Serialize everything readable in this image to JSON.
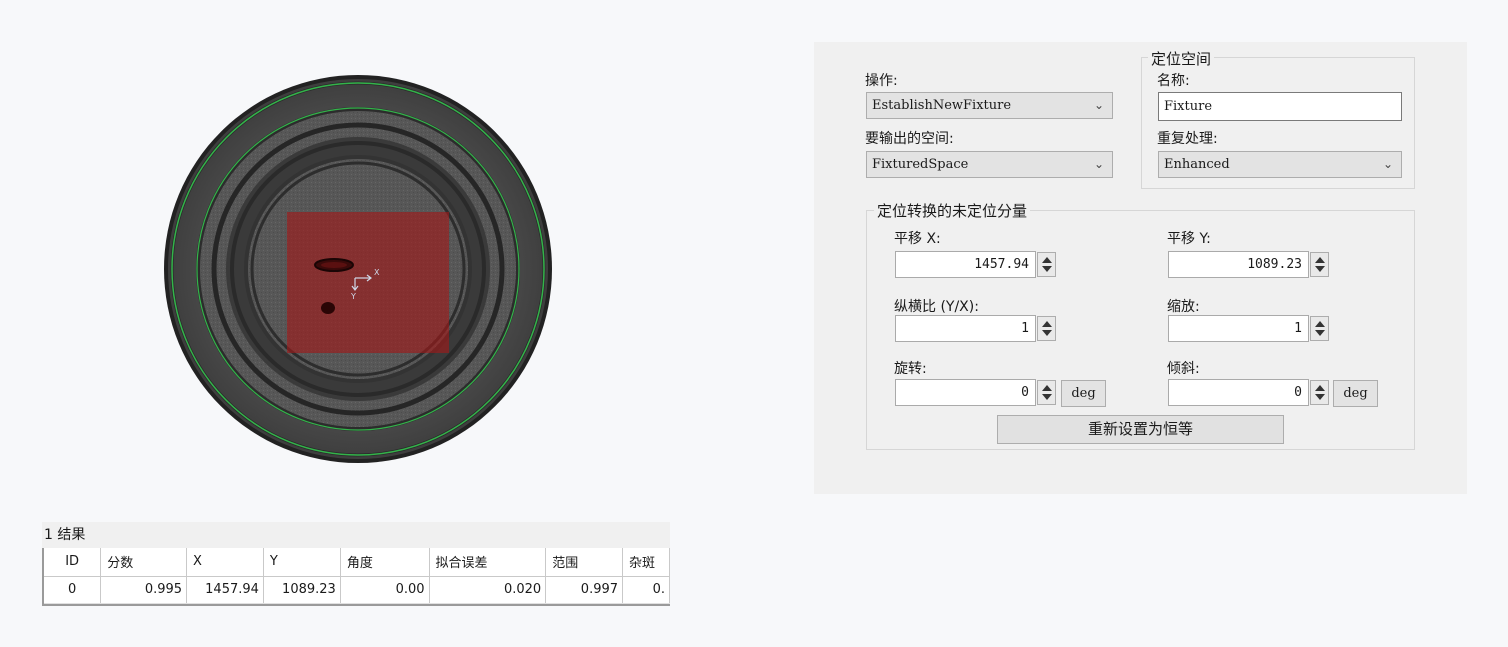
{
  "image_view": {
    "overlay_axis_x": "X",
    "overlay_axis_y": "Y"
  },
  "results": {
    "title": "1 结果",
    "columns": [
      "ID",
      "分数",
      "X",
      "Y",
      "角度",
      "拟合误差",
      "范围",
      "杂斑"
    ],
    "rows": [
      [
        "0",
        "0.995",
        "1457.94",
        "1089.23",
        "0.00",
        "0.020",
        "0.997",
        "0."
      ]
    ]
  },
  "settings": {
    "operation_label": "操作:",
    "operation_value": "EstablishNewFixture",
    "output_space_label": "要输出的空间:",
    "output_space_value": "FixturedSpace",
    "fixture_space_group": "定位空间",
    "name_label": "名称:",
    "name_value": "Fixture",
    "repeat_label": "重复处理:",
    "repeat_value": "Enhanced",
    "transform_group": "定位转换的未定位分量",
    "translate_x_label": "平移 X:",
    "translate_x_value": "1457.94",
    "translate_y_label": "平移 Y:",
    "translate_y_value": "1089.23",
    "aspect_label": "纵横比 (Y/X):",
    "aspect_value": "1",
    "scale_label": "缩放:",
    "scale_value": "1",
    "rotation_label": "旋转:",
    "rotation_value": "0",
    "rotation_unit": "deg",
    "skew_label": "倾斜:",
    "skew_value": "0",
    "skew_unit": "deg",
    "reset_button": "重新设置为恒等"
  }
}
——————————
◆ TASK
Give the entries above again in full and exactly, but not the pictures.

◆ RESULT
Serialize everything readable in this image to JSON.
{
  "image_view": {
    "overlay_axis_x": "X",
    "overlay_axis_y": "Y"
  },
  "results": {
    "title": "1 结果",
    "columns": [
      "ID",
      "分数",
      "X",
      "Y",
      "角度",
      "拟合误差",
      "范围",
      "杂斑"
    ],
    "rows": [
      [
        "0",
        "0.995",
        "1457.94",
        "1089.23",
        "0.00",
        "0.020",
        "0.997",
        "0."
      ]
    ]
  },
  "settings": {
    "operation_label": "操作:",
    "operation_value": "EstablishNewFixture",
    "output_space_label": "要输出的空间:",
    "output_space_value": "FixturedSpace",
    "fixture_space_group": "定位空间",
    "name_label": "名称:",
    "name_value": "Fixture",
    "repeat_label": "重复处理:",
    "repeat_value": "Enhanced",
    "transform_group": "定位转换的未定位分量",
    "translate_x_label": "平移 X:",
    "translate_x_value": "1457.94",
    "translate_y_label": "平移 Y:",
    "translate_y_value": "1089.23",
    "aspect_label": "纵横比 (Y/X):",
    "aspect_value": "1",
    "scale_label": "缩放:",
    "scale_value": "1",
    "rotation_label": "旋转:",
    "rotation_value": "0",
    "rotation_unit": "deg",
    "skew_label": "倾斜:",
    "skew_value": "0",
    "skew_unit": "deg",
    "reset_button": "重新设置为恒等"
  }
}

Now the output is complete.